Concilium Oecumenicum Vaticanum Secundum  (Latin)
Petersdom von Engelsburg gesehen.jpg
Date11 October 1962 (11 October 1962) – 8 December 1965 (8 December 1965)
Accepted byCatholic Church
Previous council
First Vatican Council
Convoked byPope John XXIII
PresidentPope John XXIII
Pope Paul VI
Attendanceup to 2,625[1]
TopicsThe Church in itself, its sole salvific role as the one, true and complete Christian faith, also in relation to ecumenism among other religions, in relation to the modern world, renewal of consecrated life, liturgical disciplines, etc.
Documents and statements
Four Constitutions:

Three Declarations:

  • Gravissimum educationis (Declaration on Christian Education)
  • Nostra aetate (Declaration on the Relation of the Church to Non-Christian Religions)
  • Dignitatis humanae (Declaration on Religious Freedom)

Nine Decrees:

Chronological list of ecumenical councils

Gravissimum educationis is the Second Vatican Council's Declaration on Christian Education. It was promulgated on 28 October 1965 by Pope Paul VI, following approval by the assembled bishops by a vote of 2,290 to 35.

Description[edit]

The document is generally referred to, not by its English-language title, "Declaration on Christian Education", but by the opening words of its original Latin text, which mean "extremely important education".[2]

The document quotes at length from Divini illius Magistri (That divine teacher, 1929) by Pope Pius XI.[3]

Contents[edit]

  1. Introduction
  2. The Meaning of the Universal Right to an Education
  3. Christian Education
  4. The Authors of Education
  5. Various Aids to Christian Education
  6. The Importance of Schools
  7. The Duties and Rights of Parents
  8. Moral and Religious Education in All Schools
  9. Catholic Schools
  10. Different Types of Catholic Schools
  11. Catholic Colleges and Universities
  12. Faculties of Sacred Sciences
  13. Coordination to be Fostered in Scholastic Matters
  14. Conclusion

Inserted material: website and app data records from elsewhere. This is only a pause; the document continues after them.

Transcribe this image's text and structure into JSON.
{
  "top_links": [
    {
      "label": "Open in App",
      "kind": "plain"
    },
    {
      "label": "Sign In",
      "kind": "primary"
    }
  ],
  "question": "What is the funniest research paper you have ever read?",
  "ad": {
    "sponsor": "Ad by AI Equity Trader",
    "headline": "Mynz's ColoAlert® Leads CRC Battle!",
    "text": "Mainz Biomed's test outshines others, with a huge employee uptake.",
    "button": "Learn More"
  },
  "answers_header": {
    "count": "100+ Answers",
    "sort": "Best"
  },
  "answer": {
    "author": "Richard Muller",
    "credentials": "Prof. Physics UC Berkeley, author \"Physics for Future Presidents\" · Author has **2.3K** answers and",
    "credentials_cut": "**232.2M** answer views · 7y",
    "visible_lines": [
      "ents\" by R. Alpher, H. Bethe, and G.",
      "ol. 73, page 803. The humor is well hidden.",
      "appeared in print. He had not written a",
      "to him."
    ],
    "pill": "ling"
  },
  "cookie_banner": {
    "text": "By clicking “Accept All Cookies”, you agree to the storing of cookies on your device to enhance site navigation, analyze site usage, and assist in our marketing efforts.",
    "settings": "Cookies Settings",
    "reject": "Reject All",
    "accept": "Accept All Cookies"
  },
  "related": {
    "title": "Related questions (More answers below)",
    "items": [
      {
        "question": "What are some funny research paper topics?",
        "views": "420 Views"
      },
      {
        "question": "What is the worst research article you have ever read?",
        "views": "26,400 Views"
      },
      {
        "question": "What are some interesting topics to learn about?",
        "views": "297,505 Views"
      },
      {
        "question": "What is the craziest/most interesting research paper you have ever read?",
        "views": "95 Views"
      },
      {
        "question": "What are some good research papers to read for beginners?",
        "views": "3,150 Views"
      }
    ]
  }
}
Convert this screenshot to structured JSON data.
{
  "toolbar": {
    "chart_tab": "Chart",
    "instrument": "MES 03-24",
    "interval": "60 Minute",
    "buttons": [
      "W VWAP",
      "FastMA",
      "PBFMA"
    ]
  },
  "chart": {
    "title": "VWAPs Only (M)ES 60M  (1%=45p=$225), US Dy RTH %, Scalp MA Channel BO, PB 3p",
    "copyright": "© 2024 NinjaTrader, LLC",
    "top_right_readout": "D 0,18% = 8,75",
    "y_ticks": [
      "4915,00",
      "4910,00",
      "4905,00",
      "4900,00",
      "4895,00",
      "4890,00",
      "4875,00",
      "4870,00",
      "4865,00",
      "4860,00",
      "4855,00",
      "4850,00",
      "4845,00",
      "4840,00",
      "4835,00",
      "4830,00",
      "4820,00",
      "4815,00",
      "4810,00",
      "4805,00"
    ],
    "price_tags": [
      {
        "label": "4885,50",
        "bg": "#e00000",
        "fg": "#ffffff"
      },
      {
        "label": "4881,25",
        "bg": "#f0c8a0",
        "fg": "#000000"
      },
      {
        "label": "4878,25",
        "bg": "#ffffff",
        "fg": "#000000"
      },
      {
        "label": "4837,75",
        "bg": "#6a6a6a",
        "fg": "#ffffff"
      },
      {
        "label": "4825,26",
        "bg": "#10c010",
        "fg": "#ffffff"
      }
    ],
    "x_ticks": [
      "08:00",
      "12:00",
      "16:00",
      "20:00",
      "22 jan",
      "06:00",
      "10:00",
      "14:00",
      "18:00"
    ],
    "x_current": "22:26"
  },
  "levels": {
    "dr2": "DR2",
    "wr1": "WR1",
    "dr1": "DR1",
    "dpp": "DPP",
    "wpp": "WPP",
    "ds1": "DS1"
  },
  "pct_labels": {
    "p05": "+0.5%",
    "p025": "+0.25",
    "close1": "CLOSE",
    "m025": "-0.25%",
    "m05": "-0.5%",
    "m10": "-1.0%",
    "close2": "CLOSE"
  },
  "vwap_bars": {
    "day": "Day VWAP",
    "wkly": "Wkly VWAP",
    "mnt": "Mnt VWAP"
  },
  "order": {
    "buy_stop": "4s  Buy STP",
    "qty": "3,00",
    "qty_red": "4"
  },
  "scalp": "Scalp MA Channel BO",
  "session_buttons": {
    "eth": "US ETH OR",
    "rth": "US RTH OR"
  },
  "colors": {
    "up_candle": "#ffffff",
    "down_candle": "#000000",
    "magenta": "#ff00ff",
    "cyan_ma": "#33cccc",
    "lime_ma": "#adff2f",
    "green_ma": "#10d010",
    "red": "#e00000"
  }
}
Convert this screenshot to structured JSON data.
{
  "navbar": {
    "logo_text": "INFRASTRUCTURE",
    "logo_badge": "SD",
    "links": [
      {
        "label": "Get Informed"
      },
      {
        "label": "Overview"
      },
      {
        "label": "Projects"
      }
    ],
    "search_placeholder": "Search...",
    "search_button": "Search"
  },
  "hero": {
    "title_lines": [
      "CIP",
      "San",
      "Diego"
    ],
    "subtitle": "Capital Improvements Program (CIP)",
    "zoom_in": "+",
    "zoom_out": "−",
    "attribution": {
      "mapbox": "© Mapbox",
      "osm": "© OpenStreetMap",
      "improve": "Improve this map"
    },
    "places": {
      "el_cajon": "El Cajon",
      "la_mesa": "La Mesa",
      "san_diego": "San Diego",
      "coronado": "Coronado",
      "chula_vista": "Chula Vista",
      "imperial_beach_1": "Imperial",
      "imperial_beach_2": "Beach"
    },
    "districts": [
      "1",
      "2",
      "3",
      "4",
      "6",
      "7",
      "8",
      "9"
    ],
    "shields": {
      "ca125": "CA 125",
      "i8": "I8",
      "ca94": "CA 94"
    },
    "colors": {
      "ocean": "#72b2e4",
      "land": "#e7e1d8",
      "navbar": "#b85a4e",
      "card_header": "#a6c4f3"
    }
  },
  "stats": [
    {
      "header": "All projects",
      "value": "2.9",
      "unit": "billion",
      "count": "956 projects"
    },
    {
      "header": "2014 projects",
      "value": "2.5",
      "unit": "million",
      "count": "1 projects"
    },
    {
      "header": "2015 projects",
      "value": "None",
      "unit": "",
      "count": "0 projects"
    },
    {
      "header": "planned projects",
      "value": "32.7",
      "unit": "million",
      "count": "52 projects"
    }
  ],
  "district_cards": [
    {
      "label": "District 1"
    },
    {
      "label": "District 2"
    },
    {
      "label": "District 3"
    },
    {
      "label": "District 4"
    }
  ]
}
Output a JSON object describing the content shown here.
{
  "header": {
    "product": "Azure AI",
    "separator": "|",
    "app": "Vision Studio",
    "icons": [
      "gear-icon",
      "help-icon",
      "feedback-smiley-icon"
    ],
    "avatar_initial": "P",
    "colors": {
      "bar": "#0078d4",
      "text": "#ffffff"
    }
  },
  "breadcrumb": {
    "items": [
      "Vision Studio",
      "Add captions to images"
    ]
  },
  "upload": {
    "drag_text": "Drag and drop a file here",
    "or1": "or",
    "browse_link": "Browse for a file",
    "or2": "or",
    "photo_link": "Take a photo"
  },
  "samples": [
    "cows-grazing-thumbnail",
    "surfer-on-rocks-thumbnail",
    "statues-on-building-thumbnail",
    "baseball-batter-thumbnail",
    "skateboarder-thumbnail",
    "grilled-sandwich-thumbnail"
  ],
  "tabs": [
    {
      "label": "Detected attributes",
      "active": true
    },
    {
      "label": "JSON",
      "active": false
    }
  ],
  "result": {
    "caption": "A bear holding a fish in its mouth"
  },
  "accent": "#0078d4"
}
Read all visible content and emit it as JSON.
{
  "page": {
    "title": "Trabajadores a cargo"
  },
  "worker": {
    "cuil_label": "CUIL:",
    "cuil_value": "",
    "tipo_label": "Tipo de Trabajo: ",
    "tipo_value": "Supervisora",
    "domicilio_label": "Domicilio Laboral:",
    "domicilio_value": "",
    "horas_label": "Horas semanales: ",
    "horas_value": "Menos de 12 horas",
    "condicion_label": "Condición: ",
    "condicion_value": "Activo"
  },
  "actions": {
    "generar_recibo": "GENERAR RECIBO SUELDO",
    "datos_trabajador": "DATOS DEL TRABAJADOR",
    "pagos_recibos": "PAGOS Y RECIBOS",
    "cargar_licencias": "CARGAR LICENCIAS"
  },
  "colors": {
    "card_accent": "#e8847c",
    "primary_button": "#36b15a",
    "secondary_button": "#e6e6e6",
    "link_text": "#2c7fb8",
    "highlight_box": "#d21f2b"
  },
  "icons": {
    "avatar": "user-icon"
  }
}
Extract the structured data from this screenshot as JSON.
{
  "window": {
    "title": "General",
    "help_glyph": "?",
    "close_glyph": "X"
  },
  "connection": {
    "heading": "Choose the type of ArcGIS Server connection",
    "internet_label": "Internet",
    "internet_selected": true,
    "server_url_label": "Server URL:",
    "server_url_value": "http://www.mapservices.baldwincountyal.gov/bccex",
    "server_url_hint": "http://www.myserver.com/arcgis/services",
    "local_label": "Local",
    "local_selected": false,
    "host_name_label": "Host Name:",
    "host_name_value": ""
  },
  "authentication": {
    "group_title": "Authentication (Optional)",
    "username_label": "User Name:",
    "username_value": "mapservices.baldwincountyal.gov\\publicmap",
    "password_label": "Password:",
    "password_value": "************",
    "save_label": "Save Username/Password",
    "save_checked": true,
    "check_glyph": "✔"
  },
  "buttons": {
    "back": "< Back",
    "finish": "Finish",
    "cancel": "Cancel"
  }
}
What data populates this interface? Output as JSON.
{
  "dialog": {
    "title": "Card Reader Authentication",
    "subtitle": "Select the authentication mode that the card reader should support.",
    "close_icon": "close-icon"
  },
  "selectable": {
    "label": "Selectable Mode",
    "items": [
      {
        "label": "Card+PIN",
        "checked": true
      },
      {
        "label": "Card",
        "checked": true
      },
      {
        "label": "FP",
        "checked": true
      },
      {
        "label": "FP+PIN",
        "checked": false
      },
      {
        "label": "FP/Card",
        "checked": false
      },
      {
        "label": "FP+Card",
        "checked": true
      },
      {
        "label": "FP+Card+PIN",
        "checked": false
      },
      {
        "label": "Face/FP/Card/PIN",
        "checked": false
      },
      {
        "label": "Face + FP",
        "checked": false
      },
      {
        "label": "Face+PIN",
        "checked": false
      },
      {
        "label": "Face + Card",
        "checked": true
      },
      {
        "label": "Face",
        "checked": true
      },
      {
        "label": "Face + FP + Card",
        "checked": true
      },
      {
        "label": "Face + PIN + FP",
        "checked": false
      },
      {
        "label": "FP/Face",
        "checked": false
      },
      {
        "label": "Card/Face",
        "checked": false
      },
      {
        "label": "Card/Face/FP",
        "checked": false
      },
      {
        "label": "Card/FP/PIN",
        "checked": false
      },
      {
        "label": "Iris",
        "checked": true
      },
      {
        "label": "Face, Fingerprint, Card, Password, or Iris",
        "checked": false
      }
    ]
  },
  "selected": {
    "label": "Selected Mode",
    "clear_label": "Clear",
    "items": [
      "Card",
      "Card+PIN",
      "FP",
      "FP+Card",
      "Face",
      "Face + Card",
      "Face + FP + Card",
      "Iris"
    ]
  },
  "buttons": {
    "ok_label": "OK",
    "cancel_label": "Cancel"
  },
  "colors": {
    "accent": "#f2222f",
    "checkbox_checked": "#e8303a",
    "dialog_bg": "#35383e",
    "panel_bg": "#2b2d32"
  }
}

See also[edit]

References[edit]

  1. ^ Cheney, David M. "Second Vatican Council". Catholic Hierarchy. Retrieved 18 May 2011.
  2. ^ original Latin text
  3. ^ Divini illius magistri

External links[edit]